Figure U-1 -- Jet Plume Behaviors in Dense Atmospheres and in Vacuum

Accordingly, the jet blast wind pressure is essentially axially directed, and equal to the nozzle thrust force, at least up close where no significant mixing has yet occurred. The mixing and dilution effect starts getting to be barely significant about 10 plume diameters downstream of the exit, and has become very significant somewhere around 100 (or more) diameters downstream.

Jet plumes in vacuum (or near-vacuum) behave very differently! There is a short core that remains collimated axially, but its extent is of very limited proportion, being

__at most__about 10 exit diameters long. This region is bounded roughly by the similar right triangle of exit velocity axial, and speed-of-sound radial. In other words, the core cone length is about twice the exit Mach number times the exit diameter.

The rest of the plume outside that core cone immediately and drastically "fans out" radially. This is the effect of a compressible flow physics phenomenon called "Prandtl-Meyer expansion". This happens so as to take the finite exit-plane expanded pressure, and immediately reduce it to the surrounding vacuum or near-vacuum pressure by sharply turning. In vacuum, this sharp turn is slightly more than 90 degrees.

The resulting jet blast effect is reduced to low force values very quickly by the pressure drop (wind pressure is proportional to gas pressure times gas velocity squared), and rapidly becomes mostly radial, not at all axial. Only the very-limited-extent core is strong enough to disturb anything!

The net result of this is that a rocket jet blast which on Earth would dig a big blast crater and fling copious amounts of rocks and dirt, will have very little effect upon a plume-impacted surface out in vacuum. This is exactly why there was only a little blowing dust and a couple of pebbles seen during the Apollo moon landings, and no big excavated craters were seen under the lunar modules after landing.
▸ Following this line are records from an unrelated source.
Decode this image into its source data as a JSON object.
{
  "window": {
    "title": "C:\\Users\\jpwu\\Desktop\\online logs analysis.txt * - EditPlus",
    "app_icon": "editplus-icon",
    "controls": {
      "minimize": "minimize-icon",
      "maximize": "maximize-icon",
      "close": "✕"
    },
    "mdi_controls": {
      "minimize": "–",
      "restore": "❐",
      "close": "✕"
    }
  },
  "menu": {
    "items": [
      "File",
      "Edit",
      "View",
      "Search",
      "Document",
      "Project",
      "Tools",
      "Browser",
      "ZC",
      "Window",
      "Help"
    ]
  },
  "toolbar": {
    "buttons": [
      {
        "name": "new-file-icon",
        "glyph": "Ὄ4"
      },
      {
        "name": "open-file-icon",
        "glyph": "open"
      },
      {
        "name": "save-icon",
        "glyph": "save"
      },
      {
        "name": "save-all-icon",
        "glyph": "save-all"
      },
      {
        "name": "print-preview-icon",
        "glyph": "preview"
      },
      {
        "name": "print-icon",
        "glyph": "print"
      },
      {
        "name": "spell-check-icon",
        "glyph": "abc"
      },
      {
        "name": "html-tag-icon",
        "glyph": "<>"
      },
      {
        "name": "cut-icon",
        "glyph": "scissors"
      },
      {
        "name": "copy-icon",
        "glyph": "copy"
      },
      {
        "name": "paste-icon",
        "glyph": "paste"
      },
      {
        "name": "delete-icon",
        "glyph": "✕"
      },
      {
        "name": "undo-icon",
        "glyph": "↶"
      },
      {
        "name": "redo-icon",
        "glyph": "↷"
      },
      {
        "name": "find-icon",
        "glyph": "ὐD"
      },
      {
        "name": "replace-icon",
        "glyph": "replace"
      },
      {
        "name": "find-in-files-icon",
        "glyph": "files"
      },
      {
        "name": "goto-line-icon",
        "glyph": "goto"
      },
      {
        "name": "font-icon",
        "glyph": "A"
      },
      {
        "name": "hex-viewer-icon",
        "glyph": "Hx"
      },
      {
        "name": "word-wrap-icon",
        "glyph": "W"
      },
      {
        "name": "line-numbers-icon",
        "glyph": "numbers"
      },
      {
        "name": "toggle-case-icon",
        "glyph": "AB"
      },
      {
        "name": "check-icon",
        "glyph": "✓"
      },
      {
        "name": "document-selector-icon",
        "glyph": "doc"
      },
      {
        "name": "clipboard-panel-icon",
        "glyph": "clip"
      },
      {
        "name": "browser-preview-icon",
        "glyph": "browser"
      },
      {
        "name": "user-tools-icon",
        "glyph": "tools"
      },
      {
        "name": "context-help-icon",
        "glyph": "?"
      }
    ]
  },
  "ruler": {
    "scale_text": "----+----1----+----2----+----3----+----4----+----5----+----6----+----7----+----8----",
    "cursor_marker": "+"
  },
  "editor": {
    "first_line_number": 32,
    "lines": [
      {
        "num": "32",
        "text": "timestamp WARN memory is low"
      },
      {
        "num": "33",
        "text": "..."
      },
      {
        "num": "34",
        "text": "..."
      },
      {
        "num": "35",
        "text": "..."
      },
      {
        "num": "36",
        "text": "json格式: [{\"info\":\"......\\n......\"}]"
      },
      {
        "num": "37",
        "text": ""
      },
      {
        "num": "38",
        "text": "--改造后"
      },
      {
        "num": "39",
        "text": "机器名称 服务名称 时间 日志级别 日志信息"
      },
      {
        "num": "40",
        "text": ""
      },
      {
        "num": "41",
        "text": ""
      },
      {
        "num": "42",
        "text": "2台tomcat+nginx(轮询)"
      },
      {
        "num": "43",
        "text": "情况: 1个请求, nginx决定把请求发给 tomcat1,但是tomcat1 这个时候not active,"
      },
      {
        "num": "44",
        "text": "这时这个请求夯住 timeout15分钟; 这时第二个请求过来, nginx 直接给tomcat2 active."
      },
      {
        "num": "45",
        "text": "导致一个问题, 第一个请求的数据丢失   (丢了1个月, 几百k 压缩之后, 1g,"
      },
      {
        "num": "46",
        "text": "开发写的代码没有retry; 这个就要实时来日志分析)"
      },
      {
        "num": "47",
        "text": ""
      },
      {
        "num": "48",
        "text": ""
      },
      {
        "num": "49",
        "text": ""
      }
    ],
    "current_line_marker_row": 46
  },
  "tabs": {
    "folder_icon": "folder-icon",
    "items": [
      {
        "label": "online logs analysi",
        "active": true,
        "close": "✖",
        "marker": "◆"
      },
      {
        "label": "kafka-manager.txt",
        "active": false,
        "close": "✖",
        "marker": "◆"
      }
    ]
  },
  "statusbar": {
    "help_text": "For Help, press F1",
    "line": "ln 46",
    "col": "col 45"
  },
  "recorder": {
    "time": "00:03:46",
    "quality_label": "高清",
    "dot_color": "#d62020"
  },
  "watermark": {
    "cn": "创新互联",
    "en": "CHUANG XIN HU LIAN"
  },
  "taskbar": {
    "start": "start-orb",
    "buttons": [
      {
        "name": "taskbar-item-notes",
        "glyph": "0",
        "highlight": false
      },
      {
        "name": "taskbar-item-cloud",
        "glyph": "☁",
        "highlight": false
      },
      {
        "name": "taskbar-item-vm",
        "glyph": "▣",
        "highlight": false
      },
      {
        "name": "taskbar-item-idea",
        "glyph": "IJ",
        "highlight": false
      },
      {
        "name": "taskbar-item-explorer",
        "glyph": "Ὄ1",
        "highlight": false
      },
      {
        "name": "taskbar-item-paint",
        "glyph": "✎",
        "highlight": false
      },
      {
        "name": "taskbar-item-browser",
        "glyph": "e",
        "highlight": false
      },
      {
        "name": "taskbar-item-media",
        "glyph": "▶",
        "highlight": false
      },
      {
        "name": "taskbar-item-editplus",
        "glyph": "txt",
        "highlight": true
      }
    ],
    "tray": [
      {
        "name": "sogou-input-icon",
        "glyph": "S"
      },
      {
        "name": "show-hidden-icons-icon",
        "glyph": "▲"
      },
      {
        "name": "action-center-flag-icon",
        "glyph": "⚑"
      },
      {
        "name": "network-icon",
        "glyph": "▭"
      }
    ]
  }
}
There are conspiracy theorists out there who claim we never actually landed on the moon, and one of the things they point to is the lack of a blast crater under the lunar modules in the photos. I just told you why they are wrong to make that claim!